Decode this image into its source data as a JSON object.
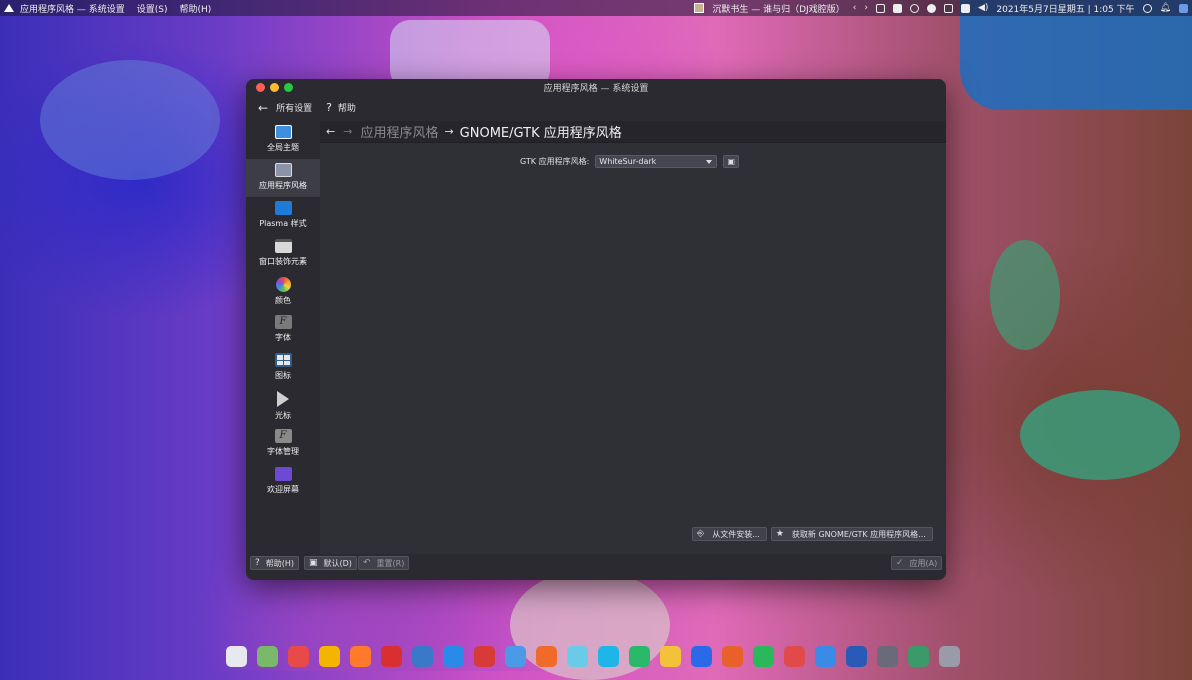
{
  "top_panel": {
    "app_name": "应用程序风格 — 系统设置",
    "menus": [
      "设置(S)",
      "帮助(H)"
    ],
    "now_playing": "沉默书生 — 谁与归（DJ戏腔版）",
    "datetime": "2021年5月7日星期五 | 1:05 下午"
  },
  "window": {
    "title": "应用程序风格 — 系统设置",
    "toolbar": {
      "all_settings": "所有设置",
      "help_icon": "?",
      "help": "帮助"
    },
    "sidebar": {
      "items": [
        {
          "label": "全局主题",
          "icon": "global-theme-icon"
        },
        {
          "label": "应用程序风格",
          "icon": "application-style-icon",
          "active": true
        },
        {
          "label": "Plasma 样式",
          "icon": "plasma-style-icon"
        },
        {
          "label": "窗口装饰元素",
          "icon": "window-decoration-icon"
        },
        {
          "label": "颜色",
          "icon": "colors-icon"
        },
        {
          "label": "字体",
          "icon": "fonts-icon"
        },
        {
          "label": "图标",
          "icon": "icons-icon"
        },
        {
          "label": "光标",
          "icon": "cursor-icon"
        },
        {
          "label": "字体管理",
          "icon": "font-management-icon"
        },
        {
          "label": "欢迎屏幕",
          "icon": "splash-screen-icon"
        }
      ]
    },
    "breadcrumb": {
      "parent": "应用程序风格",
      "current": "GNOME/GTK 应用程序风格"
    },
    "gtk": {
      "label": "GTK 应用程序风格:",
      "selected": "WhiteSur-dark"
    },
    "content_buttons": {
      "install_from_file": "从文件安装...",
      "get_new": "获取新 GNOME/GTK 应用程序风格..."
    },
    "footer": {
      "help": "帮助(H)",
      "defaults": "默认(D)",
      "reset": "重置(R)",
      "apply": "应用(A)"
    }
  },
  "dock": {
    "apps": [
      "launcher-icon",
      "file-manager-icon",
      "app-grid-icon",
      "chrome-icon",
      "firefox-icon",
      "netease-music-icon",
      "steam-icon",
      "vscode-icon",
      "xmind-icon",
      "cloud-icon",
      "pen-icon",
      "pet-icon",
      "star-app-icon",
      "play-store-icon",
      "banana-icon",
      "wps-writer-icon",
      "wps-presentation-icon",
      "wps-spreadsheet-icon",
      "wps-pdf-icon",
      "baidu-netdisk-icon",
      "markdown-icon",
      "obs-icon",
      "terminal-icon",
      "trash-icon"
    ],
    "colors": [
      "#e8e8f0",
      "#7ab86a",
      "#e84a4a",
      "#f4b400",
      "#ff7a2a",
      "#d83030",
      "#3a78c8",
      "#2a8ae8",
      "#d83a3a",
      "#4a9ae8",
      "#f06a2a",
      "#6acbe8",
      "#1eb6e8",
      "#2ab86a",
      "#f4c23a",
      "#2a6ae8",
      "#e8602a",
      "#2ab85a",
      "#e04a4a",
      "#3a8ae8",
      "#2a5ab8",
      "#6a6a7a",
      "#3a9a6a",
      "#9a9aa8"
    ]
  }
}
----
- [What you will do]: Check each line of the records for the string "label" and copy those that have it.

- [Exercise response]:
          "label": "全局主题",
          "label": "应用程序风格",
          "label": "Plasma 样式",
          "label": "窗口装饰元素",
          "label": "颜色",
          "label": "字体",
          "label": "图标",
          "label": "光标",
          "label": "字体管理",
          "label": "欢迎屏幕",
      "label": "GTK 应用程序风格:",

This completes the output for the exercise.